Data records for software interfaces:
# # #

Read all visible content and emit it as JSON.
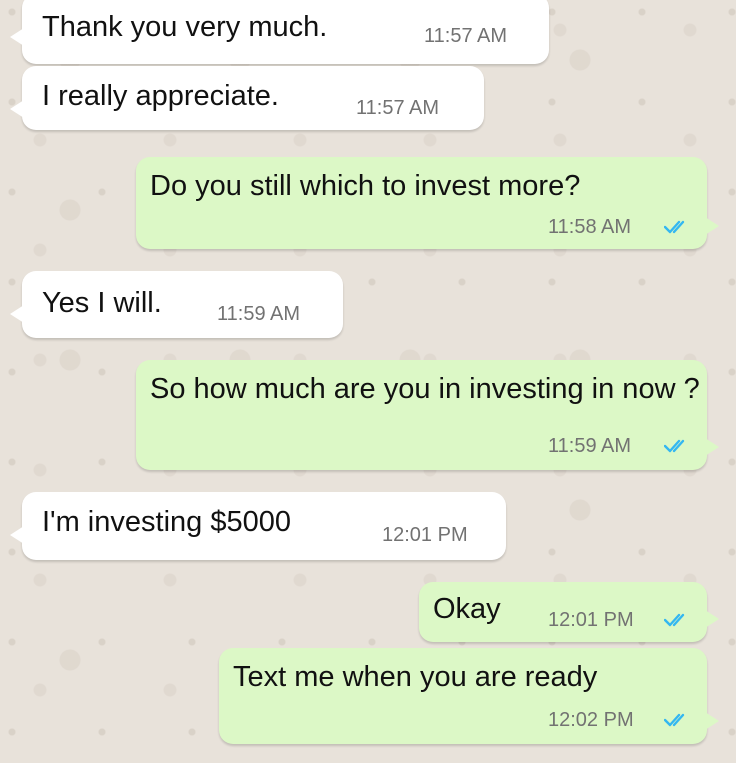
{
  "conversation": {
    "messages": [
      {
        "direction": "incoming",
        "text": "Thank  you very much.",
        "time": "11:57 AM"
      },
      {
        "direction": "incoming",
        "text": "I really appreciate.",
        "time": "11:57 AM"
      },
      {
        "direction": "outgoing",
        "text": "Do you still which to invest more?",
        "time": "11:58 AM",
        "status": "read"
      },
      {
        "direction": "incoming",
        "text": "Yes I will.",
        "time": "11:59 AM"
      },
      {
        "direction": "outgoing",
        "text": "So how much are you in investing in now ?",
        "time": "11:59 AM",
        "status": "read"
      },
      {
        "direction": "incoming",
        "text": "I'm investing $5000",
        "time": "12:01 PM"
      },
      {
        "direction": "outgoing",
        "text": "Okay",
        "time": "12:01 PM",
        "status": "read"
      },
      {
        "direction": "outgoing",
        "text": "Text me when you are ready",
        "time": "12:02 PM",
        "status": "read"
      }
    ]
  },
  "icons": {
    "read_receipt": "double-check-icon"
  },
  "colors": {
    "outgoing_bubble": "#dcf8c6",
    "incoming_bubble": "#ffffff",
    "wallpaper": "#e8e2da",
    "read_tick": "#34b7f1",
    "timestamp": "#727272"
  }
}
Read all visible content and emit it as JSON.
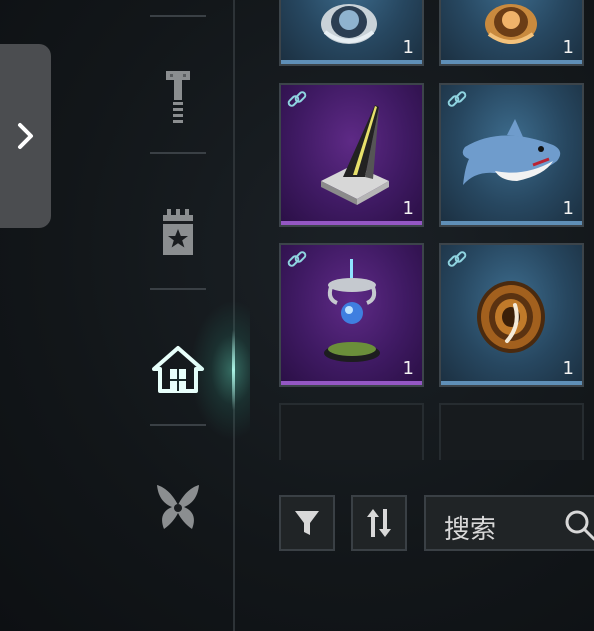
{
  "side_panel": {
    "expand_icon": "chevron-right-icon"
  },
  "nav": {
    "items": [
      {
        "id": "bolt",
        "icon": "bolt-icon",
        "active": false
      },
      {
        "id": "calendar",
        "icon": "calendar-star-icon",
        "active": false
      },
      {
        "id": "home",
        "icon": "home-icon",
        "active": true
      },
      {
        "id": "butterfly",
        "icon": "butterfly-icon",
        "active": false
      }
    ]
  },
  "inventory": {
    "slots": [
      {
        "rarity": "blue",
        "item": "silver-orb-trophy",
        "qty": "1",
        "linked": false
      },
      {
        "rarity": "blue",
        "item": "bronze-orb-trophy",
        "qty": "1",
        "linked": false
      },
      {
        "rarity": "purple",
        "item": "launch-ramp-tower",
        "qty": "1",
        "linked": true
      },
      {
        "rarity": "blue",
        "item": "shark-plush",
        "qty": "1",
        "linked": true
      },
      {
        "rarity": "purple",
        "item": "floating-orb-device",
        "qty": "1",
        "linked": true
      },
      {
        "rarity": "blue",
        "item": "spiral-shell-fossil",
        "qty": "1",
        "linked": true
      },
      {
        "rarity": "empty"
      },
      {
        "rarity": "empty"
      }
    ]
  },
  "toolbar": {
    "filter_icon": "filter-icon",
    "sort_icon": "sort-icon",
    "search_placeholder": "搜索",
    "search_icon": "search-icon"
  },
  "colors": {
    "accent_glow": "#7fffe0",
    "rarity_blue": "#5f8fb7",
    "rarity_purple": "#9457c4"
  }
}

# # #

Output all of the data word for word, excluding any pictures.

Response for this exercise:
Read all visible content and emit it as JSON.
{
  "conversation": {
    "messages": [
      {
        "direction": "incoming",
        "text": "Thank  you very much.",
        "time": "11:57 AM"
      },
      {
        "direction": "incoming",
        "text": "I really appreciate.",
        "time": "11:57 AM"
      },
      {
        "direction": "outgoing",
        "text": "Do you still which to invest more?",
        "time": "11:58 AM",
        "status": "read"
      },
      {
        "direction": "incoming",
        "text": "Yes I will.",
        "time": "11:59 AM"
      },
      {
        "direction": "outgoing",
        "text": "So how much are you in investing in now ?",
        "time": "11:59 AM",
        "status": "read"
      },
      {
        "direction": "incoming",
        "text": "I'm investing $5000",
        "time": "12:01 PM"
      },
      {
        "direction": "outgoing",
        "text": "Okay",
        "time": "12:01 PM",
        "status": "read"
      },
      {
        "direction": "outgoing",
        "text": "Text me when you are ready",
        "time": "12:02 PM",
        "status": "read"
      }
    ]
  },
  "icons": {
    "read_receipt": "double-check-icon"
  },
  "colors": {
    "outgoing_bubble": "#dcf8c6",
    "incoming_bubble": "#ffffff",
    "wallpaper": "#e8e2da",
    "read_tick": "#34b7f1",
    "timestamp": "#727272"
  }
}
Read all visible content and emit it as JSON.
{
  "side_panel": {
    "expand_icon": "chevron-right-icon"
  },
  "nav": {
    "items": [
      {
        "id": "bolt",
        "icon": "bolt-icon",
        "active": false
      },
      {
        "id": "calendar",
        "icon": "calendar-star-icon",
        "active": false
      },
      {
        "id": "home",
        "icon": "home-icon",
        "active": true
      },
      {
        "id": "butterfly",
        "icon": "butterfly-icon",
        "active": false
      }
    ]
  },
  "inventory": {
    "slots": [
      {
        "rarity": "blue",
        "item": "silver-orb-trophy",
        "qty": "1",
        "linked": false
      },
      {
        "rarity": "blue",
        "item": "bronze-orb-trophy",
        "qty": "1",
        "linked": false
      },
      {
        "rarity": "purple",
        "item": "launch-ramp-tower",
        "qty": "1",
        "linked": true
      },
      {
        "rarity": "blue",
        "item": "shark-plush",
        "qty": "1",
        "linked": true
      },
      {
        "rarity": "purple",
        "item": "floating-orb-device",
        "qty": "1",
        "linked": true
      },
      {
        "rarity": "blue",
        "item": "spiral-shell-fossil",
        "qty": "1",
        "linked": true
      },
      {
        "rarity": "empty"
      },
      {
        "rarity": "empty"
      }
    ]
  },
  "toolbar": {
    "filter_icon": "filter-icon",
    "sort_icon": "sort-icon",
    "search_placeholder": "搜索",
    "search_icon": "search-icon"
  },
  "colors": {
    "accent_glow": "#7fffe0",
    "rarity_blue": "#5f8fb7",
    "rarity_purple": "#9457c4"
  }
}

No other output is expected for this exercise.